I am a Ph.D. candidate in Political Economy and Government at Harvard University. My research focuses on the political economy of innovation, democratic backsliding, and state building. I use applied machine learning, network analysis, and natural language processing to study large-scale historical datasets.
Prior to joining Harvard, I received a Master's degree in Analytical Political Economy from Duke University. It was financed by the Duke Economics Scholars Award. My Bachelor degree in International Law, Economics, and Politics (TU Dresden) was financed by the German Academic Exchange Service. I was awarded a Confucius Institute Scholarship, and I studied at Zhejiang University, Tsinghua University and Yunnan University in China. The President of the Italian Republic awarded me with the honorary title of Alfiere del Lavoro.
Ideas: A Book Project

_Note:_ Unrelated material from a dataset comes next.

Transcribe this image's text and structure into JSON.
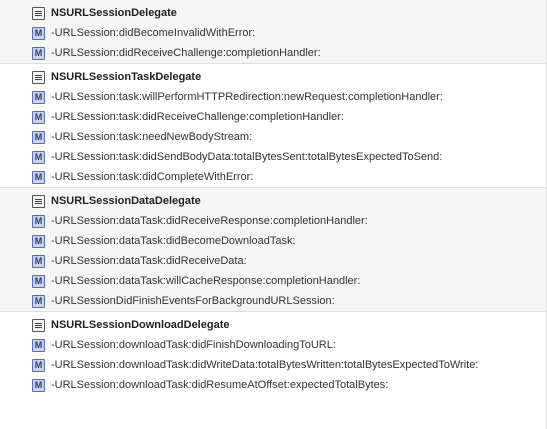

In my book project, I look at the effect of markets and state institutions on the diffusion of ideas and the creation of new knowledge. Based on novel collection of large historical datasets, I study how incorporation into the same political entity affects the salience of issues and how connections across cities affects the diffusion of ideas. I build a concept networks of ideas, and using recent developments in topology applied to data analysis, I study how knowledge gaps are created and filled over time.